Data items
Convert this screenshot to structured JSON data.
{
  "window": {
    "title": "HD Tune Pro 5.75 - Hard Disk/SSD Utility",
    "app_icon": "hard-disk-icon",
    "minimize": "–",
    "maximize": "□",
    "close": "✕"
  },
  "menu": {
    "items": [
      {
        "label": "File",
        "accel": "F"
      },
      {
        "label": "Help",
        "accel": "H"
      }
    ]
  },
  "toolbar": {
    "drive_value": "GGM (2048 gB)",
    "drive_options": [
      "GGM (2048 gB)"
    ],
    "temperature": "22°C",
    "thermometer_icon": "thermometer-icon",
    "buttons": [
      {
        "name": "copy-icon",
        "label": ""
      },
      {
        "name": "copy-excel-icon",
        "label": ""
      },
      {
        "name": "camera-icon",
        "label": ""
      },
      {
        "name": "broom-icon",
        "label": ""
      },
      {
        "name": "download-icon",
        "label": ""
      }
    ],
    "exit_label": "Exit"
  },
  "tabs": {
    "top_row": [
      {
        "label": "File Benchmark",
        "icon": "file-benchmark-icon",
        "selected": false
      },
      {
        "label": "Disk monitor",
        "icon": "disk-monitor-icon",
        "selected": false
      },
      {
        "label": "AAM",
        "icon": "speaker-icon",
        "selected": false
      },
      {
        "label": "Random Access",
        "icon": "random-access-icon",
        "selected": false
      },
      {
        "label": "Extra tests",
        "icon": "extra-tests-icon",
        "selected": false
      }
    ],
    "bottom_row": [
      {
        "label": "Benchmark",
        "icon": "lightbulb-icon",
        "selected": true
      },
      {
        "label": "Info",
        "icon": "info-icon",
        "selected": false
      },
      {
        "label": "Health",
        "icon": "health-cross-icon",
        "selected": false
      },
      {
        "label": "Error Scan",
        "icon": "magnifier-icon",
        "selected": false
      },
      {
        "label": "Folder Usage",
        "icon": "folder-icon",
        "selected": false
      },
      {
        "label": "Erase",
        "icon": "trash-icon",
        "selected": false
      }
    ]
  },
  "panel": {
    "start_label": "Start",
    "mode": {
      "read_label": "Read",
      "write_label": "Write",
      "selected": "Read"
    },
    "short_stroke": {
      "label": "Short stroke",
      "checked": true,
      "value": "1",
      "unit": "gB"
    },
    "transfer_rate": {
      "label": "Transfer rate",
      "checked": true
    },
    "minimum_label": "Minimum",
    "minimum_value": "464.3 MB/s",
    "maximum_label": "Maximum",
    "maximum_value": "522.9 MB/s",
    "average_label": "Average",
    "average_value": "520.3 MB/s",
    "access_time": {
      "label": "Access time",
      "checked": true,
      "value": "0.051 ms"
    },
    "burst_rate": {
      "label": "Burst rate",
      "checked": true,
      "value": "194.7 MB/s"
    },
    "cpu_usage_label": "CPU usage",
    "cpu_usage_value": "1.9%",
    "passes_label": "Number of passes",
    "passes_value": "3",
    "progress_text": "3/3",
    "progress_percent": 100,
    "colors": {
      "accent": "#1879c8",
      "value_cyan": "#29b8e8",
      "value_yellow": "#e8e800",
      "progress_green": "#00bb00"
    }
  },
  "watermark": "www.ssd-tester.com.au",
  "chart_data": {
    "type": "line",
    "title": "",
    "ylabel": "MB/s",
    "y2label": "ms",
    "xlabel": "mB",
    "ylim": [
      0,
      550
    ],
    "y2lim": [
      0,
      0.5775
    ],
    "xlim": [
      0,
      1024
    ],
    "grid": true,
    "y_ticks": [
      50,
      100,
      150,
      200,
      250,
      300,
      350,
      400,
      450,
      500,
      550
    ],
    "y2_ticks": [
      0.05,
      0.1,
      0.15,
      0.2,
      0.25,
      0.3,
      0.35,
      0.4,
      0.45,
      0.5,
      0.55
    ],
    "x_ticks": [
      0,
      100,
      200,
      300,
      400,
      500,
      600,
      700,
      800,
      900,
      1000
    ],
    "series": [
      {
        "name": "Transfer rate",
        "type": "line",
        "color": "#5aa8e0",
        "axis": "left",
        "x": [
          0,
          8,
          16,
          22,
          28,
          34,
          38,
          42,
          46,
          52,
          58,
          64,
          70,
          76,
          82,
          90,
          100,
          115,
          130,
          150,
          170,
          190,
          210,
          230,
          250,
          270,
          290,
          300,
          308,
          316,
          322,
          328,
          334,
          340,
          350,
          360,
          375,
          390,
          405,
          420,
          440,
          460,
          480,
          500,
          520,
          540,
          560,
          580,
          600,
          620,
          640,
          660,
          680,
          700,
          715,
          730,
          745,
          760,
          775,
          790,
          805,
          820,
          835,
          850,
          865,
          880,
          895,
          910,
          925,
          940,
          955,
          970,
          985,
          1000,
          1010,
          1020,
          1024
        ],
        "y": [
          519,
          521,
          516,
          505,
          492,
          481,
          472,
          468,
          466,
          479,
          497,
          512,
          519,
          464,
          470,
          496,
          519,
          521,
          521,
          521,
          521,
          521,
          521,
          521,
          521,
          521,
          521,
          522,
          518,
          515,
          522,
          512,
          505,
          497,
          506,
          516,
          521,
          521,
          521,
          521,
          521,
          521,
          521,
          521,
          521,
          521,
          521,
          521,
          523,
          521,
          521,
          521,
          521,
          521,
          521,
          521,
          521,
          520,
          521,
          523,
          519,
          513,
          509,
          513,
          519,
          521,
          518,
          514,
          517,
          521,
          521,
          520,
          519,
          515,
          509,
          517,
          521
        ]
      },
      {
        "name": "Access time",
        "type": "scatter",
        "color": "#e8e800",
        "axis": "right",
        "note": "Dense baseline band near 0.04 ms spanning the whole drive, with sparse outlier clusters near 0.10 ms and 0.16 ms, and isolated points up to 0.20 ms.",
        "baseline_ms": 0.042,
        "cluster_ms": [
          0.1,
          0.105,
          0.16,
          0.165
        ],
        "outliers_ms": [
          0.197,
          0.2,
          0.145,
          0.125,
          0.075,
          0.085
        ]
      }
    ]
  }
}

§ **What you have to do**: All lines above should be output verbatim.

§ **Answer section**:
Convert this screenshot to structured JSON data.
{
  "window": {
    "title": "HD Tune Pro 5.75 - Hard Disk/SSD Utility",
    "app_icon": "hard-disk-icon",
    "minimize": "–",
    "maximize": "□",
    "close": "✕"
  },
  "menu": {
    "items": [
      {
        "label": "File",
        "accel": "F"
      },
      {
        "label": "Help",
        "accel": "H"
      }
    ]
  },
  "toolbar": {
    "drive_value": "GGM (2048 gB)",
    "drive_options": [
      "GGM (2048 gB)"
    ],
    "temperature": "22°C",
    "thermometer_icon": "thermometer-icon",
    "buttons": [
      {
        "name": "copy-icon",
        "label": ""
      },
      {
        "name": "copy-excel-icon",
        "label": ""
      },
      {
        "name": "camera-icon",
        "label": ""
      },
      {
        "name": "broom-icon",
        "label": ""
      },
      {
        "name": "download-icon",
        "label": ""
      }
    ],
    "exit_label": "Exit"
  },
  "tabs": {
    "top_row": [
      {
        "label": "File Benchmark",
        "icon": "file-benchmark-icon",
        "selected": false
      },
      {
        "label": "Disk monitor",
        "icon": "disk-monitor-icon",
        "selected": false
      },
      {
        "label": "AAM",
        "icon": "speaker-icon",
        "selected": false
      },
      {
        "label": "Random Access",
        "icon": "random-access-icon",
        "selected": false
      },
      {
        "label": "Extra tests",
        "icon": "extra-tests-icon",
        "selected": false
      }
    ],
    "bottom_row": [
      {
        "label": "Benchmark",
        "icon": "lightbulb-icon",
        "selected": true
      },
      {
        "label": "Info",
        "icon": "info-icon",
        "selected": false
      },
      {
        "label": "Health",
        "icon": "health-cross-icon",
        "selected": false
      },
      {
        "label": "Error Scan",
        "icon": "magnifier-icon",
        "selected": false
      },
      {
        "label": "Folder Usage",
        "icon": "folder-icon",
        "selected": false
      },
      {
        "label": "Erase",
        "icon": "trash-icon",
        "selected": false
      }
    ]
  },
  "panel": {
    "start_label": "Start",
    "mode": {
      "read_label": "Read",
      "write_label": "Write",
      "selected": "Read"
    },
    "short_stroke": {
      "label": "Short stroke",
      "checked": true,
      "value": "1",
      "unit": "gB"
    },
    "transfer_rate": {
      "label": "Transfer rate",
      "checked": true
    },
    "minimum_label": "Minimum",
    "minimum_value": "464.3 MB/s",
    "maximum_label": "Maximum",
    "maximum_value": "522.9 MB/s",
    "average_label": "Average",
    "average_value": "520.3 MB/s",
    "access_time": {
      "label": "Access time",
      "checked": true,
      "value": "0.051 ms"
    },
    "burst_rate": {
      "label": "Burst rate",
      "checked": true,
      "value": "194.7 MB/s"
    },
    "cpu_usage_label": "CPU usage",
    "cpu_usage_value": "1.9%",
    "passes_label": "Number of passes",
    "passes_value": "3",
    "progress_text": "3/3",
    "progress_percent": 100,
    "colors": {
      "accent": "#1879c8",
      "value_cyan": "#29b8e8",
      "value_yellow": "#e8e800",
      "progress_green": "#00bb00"
    }
  },
  "watermark": "www.ssd-tester.com.au",
  "chart_data": {
    "type": "line",
    "title": "",
    "ylabel": "MB/s",
    "y2label": "ms",
    "xlabel": "mB",
    "ylim": [
      0,
      550
    ],
    "y2lim": [
      0,
      0.5775
    ],
    "xlim": [
      0,
      1024
    ],
    "grid": true,
    "y_ticks": [
      50,
      100,
      150,
      200,
      250,
      300,
      350,
      400,
      450,
      500,
      550
    ],
    "y2_ticks": [
      0.05,
      0.1,
      0.15,
      0.2,
      0.25,
      0.3,
      0.35,
      0.4,
      0.45,
      0.5,
      0.55
    ],
    "x_ticks": [
      0,
      100,
      200,
      300,
      400,
      500,
      600,
      700,
      800,
      900,
      1000
    ],
    "series": [
      {
        "name": "Transfer rate",
        "type": "line",
        "color": "#5aa8e0",
        "axis": "left",
        "x": [
          0,
          8,
          16,
          22,
          28,
          34,
          38,
          42,
          46,
          52,
          58,
          64,
          70,
          76,
          82,
          90,
          100,
          115,
          130,
          150,
          170,
          190,
          210,
          230,
          250,
          270,
          290,
          300,
          308,
          316,
          322,
          328,
          334,
          340,
          350,
          360,
          375,
          390,
          405,
          420,
          440,
          460,
          480,
          500,
          520,
          540,
          560,
          580,
          600,
          620,
          640,
          660,
          680,
          700,
          715,
          730,
          745,
          760,
          775,
          790,
          805,
          820,
          835,
          850,
          865,
          880,
          895,
          910,
          925,
          940,
          955,
          970,
          985,
          1000,
          1010,
          1020,
          1024
        ],
        "y": [
          519,
          521,
          516,
          505,
          492,
          481,
          472,
          468,
          466,
          479,
          497,
          512,
          519,
          464,
          470,
          496,
          519,
          521,
          521,
          521,
          521,
          521,
          521,
          521,
          521,
          521,
          521,
          522,
          518,
          515,
          522,
          512,
          505,
          497,
          506,
          516,
          521,
          521,
          521,
          521,
          521,
          521,
          521,
          521,
          521,
          521,
          521,
          521,
          523,
          521,
          521,
          521,
          521,
          521,
          521,
          521,
          521,
          520,
          521,
          523,
          519,
          513,
          509,
          513,
          519,
          521,
          518,
          514,
          517,
          521,
          521,
          520,
          519,
          515,
          509,
          517,
          521
        ]
      },
      {
        "name": "Access time",
        "type": "scatter",
        "color": "#e8e800",
        "axis": "right",
        "note": "Dense baseline band near 0.04 ms spanning the whole drive, with sparse outlier clusters near 0.10 ms and 0.16 ms, and isolated points up to 0.20 ms.",
        "baseline_ms": 0.042,
        "cluster_ms": [
          0.1,
          0.105,
          0.16,
          0.165
        ],
        "outliers_ms": [
          0.197,
          0.2,
          0.145,
          0.125,
          0.075,
          0.085
        ]
      }
    ]
  }
}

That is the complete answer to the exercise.